A murder mystery podcast is not your typical grade school teaching resource, but Paul Strueby said he has seldom seen students engage so quickly with material. 

His Grade 8 class at St. Augustine School in Humboldt, Sask., has been following the CBC podcast Missing & Murdered: Who Killed Alberta Williams.

The podcast investigates the 1989 unsolved case of a 24-year-old Indigenous woman who was found dead along the Highway of Tears near Prince Rupert, B.C. A tip to CBC about the case sparked the project.

"We listened to the first episode and students were so engaged and so interested in it that I just kept running with it," Strueby told CBC Radio's Morning Edition. "My class is disappointed when the bell rings at the end of the day." 

Alberta Williams on notebooks

Alberta Williams was 24 years old when she was found dead in B.C. (CBC)

One of those students is Tanner Hall, who was struck by how many women had gone missing along the stretch of Highway 16 known as the Highway of Tears.  

The students keep journals documenting what they think is important from each podcast episode, developing their own ideas as to who is responsible for the crime. 

The podcast also sparks other conversations. Hall said he was amazed by how residential schools affected students that went, for instance.

In his time within the Saskatchewan school system, Strueby said the focus on residential schools has shifted from the basics to looking at their long-term effects.

Alberta Williams hypnotist illustration

This illustration shows an aspect of the Alberta Williams death investigation, in which police hypnotized one of her relatives in order to draw out more information in the case. (John Fraser/CBC)

The conversation extends out of the classroom, too. Hall's mother listens to the podcast as well and the two chat about their hypotheses.

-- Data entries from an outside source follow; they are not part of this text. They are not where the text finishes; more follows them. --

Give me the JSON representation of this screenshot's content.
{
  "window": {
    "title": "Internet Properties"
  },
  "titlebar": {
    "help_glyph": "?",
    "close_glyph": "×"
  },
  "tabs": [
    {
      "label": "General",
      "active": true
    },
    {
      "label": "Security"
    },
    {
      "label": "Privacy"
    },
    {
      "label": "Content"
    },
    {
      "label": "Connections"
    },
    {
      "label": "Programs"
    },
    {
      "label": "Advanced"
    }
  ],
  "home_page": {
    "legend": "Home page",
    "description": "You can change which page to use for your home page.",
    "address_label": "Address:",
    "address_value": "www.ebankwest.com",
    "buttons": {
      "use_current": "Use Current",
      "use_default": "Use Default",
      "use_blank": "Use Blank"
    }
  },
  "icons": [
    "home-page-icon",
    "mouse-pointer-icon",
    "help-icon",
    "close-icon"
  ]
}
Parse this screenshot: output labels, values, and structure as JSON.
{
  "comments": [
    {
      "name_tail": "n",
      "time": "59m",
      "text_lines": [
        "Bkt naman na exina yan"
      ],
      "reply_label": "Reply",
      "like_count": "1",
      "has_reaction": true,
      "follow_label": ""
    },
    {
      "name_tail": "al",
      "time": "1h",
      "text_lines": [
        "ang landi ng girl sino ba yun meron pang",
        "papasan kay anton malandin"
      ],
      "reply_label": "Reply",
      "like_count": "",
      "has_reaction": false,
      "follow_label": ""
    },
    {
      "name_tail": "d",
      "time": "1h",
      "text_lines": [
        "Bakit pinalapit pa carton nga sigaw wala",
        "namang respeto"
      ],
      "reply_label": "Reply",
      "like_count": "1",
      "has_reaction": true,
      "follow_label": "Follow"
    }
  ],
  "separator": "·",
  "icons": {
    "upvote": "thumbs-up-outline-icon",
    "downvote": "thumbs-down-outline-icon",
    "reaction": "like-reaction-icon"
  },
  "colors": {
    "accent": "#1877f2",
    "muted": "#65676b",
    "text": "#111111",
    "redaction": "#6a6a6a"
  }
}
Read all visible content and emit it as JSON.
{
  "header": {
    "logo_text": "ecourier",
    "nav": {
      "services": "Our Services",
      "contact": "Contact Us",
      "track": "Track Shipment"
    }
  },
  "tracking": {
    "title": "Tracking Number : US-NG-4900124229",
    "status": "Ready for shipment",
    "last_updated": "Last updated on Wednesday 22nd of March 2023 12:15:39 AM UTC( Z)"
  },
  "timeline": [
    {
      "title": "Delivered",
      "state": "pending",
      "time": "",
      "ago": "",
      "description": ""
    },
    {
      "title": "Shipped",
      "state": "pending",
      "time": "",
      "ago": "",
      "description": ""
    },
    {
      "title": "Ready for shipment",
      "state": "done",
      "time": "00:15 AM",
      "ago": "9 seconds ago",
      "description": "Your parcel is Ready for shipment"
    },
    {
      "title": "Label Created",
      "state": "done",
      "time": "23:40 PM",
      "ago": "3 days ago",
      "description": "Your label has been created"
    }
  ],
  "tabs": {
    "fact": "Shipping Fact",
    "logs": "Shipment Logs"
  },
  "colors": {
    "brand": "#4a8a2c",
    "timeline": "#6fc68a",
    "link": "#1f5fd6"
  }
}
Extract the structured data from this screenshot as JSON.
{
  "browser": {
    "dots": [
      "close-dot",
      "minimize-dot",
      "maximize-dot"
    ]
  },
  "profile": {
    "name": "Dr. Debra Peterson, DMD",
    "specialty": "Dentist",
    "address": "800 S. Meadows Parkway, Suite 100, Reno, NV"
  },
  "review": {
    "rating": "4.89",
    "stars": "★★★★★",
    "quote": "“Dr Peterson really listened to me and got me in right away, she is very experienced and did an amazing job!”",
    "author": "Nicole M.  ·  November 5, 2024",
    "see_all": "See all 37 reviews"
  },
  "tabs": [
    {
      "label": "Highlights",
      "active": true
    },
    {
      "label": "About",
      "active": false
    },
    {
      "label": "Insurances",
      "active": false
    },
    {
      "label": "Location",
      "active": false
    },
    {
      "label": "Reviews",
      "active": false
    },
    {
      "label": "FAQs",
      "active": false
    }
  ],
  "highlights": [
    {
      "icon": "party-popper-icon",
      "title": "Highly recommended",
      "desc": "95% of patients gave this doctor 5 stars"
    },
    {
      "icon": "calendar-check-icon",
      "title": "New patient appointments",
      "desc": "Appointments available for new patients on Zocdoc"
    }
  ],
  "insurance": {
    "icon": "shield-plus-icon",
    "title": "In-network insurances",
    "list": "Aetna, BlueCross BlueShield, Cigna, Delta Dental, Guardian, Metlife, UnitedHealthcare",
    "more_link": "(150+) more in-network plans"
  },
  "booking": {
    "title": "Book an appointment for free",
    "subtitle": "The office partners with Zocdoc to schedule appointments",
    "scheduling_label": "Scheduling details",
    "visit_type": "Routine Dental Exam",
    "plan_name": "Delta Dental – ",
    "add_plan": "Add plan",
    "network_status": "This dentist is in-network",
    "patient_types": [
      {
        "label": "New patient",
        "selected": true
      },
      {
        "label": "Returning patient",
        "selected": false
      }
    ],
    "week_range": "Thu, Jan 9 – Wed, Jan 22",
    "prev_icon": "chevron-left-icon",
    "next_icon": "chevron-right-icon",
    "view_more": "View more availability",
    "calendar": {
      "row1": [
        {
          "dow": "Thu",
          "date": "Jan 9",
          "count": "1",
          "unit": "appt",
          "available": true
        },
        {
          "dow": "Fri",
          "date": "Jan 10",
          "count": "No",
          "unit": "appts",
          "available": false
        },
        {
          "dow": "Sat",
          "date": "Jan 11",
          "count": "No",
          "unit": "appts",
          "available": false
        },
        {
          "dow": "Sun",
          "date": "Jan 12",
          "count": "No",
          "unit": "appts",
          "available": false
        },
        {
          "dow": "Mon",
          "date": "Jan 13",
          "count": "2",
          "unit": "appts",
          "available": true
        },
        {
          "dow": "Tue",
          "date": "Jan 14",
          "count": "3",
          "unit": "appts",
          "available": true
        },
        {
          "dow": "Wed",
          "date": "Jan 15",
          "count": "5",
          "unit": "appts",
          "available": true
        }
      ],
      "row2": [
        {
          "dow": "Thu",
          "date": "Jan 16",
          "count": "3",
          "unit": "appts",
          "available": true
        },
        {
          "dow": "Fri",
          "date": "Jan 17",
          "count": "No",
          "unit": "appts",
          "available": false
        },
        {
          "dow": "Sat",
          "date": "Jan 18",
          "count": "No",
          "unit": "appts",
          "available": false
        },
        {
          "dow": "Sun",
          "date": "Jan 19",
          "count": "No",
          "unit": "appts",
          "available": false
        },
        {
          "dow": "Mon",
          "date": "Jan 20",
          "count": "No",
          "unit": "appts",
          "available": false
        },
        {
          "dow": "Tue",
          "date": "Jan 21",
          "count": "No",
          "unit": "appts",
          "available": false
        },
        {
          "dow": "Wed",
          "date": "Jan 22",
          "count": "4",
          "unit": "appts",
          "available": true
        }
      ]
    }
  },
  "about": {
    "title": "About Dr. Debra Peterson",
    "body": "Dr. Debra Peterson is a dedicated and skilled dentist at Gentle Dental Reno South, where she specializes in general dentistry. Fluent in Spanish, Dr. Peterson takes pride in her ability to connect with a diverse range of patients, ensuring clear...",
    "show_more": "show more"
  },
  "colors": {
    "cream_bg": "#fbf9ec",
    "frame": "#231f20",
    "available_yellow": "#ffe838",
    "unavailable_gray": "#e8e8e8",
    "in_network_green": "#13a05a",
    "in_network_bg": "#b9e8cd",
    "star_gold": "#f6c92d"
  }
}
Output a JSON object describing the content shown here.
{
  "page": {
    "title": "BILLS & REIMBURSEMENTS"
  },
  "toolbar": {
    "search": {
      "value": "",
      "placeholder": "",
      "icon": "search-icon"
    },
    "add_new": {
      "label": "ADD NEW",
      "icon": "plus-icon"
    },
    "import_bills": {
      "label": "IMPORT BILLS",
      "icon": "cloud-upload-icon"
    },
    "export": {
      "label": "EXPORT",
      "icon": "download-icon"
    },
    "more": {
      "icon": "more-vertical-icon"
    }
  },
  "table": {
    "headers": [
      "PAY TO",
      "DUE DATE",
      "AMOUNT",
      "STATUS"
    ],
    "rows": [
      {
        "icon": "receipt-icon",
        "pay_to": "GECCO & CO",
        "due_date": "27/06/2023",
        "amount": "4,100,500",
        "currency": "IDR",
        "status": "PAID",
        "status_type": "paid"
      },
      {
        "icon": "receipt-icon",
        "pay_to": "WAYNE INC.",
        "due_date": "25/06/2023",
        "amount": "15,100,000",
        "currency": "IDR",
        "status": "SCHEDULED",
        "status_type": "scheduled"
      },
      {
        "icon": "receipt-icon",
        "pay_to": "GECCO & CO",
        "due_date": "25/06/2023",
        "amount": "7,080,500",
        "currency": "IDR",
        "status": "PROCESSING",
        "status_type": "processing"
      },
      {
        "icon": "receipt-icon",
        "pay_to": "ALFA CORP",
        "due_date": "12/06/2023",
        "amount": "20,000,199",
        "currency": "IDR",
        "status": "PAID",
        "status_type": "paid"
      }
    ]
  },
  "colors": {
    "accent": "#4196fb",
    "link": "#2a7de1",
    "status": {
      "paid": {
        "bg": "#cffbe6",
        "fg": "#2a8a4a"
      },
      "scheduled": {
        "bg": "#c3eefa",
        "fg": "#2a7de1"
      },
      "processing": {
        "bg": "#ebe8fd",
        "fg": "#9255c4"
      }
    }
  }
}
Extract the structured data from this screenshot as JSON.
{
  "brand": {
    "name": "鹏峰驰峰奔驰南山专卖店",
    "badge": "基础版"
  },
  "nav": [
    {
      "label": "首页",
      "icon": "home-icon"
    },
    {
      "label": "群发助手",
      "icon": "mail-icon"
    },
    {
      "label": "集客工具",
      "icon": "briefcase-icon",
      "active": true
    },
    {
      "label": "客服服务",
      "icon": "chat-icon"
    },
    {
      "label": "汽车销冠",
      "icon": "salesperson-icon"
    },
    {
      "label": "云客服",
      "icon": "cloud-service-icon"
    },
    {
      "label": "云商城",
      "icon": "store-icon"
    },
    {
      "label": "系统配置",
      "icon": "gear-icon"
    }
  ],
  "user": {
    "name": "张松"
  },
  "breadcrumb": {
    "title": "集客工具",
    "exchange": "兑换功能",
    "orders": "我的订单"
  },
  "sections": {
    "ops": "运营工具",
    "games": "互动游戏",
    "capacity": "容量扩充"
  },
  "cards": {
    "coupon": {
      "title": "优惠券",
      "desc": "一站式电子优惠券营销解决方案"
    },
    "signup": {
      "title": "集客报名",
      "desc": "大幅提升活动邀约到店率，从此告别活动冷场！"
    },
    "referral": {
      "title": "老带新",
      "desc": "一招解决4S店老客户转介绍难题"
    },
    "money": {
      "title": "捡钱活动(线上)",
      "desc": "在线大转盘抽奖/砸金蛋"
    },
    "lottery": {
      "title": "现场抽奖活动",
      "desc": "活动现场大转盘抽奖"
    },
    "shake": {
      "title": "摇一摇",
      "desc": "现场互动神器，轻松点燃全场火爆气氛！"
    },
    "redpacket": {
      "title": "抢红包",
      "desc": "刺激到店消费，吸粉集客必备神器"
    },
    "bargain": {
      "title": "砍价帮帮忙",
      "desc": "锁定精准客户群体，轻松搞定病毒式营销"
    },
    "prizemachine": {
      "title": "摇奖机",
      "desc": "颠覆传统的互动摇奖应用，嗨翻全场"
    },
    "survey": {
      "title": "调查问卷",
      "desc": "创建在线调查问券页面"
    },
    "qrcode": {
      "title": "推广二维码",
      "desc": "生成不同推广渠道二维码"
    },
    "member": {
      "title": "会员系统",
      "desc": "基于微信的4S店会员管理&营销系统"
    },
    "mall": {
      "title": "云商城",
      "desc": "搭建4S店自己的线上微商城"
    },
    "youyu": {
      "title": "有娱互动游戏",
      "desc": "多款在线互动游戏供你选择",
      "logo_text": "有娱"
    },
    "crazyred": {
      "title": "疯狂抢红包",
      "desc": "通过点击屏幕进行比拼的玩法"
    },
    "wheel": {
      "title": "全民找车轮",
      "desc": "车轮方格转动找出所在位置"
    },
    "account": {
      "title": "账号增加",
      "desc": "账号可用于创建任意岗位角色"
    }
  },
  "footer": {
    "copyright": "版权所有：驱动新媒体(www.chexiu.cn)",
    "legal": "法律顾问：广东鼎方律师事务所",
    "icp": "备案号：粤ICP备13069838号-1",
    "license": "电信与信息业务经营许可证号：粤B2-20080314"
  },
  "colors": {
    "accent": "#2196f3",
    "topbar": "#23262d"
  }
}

​The final instalment of Who Killed Alberta Williams will be released tomorrow.

With files from CBC Radio's Morning Edition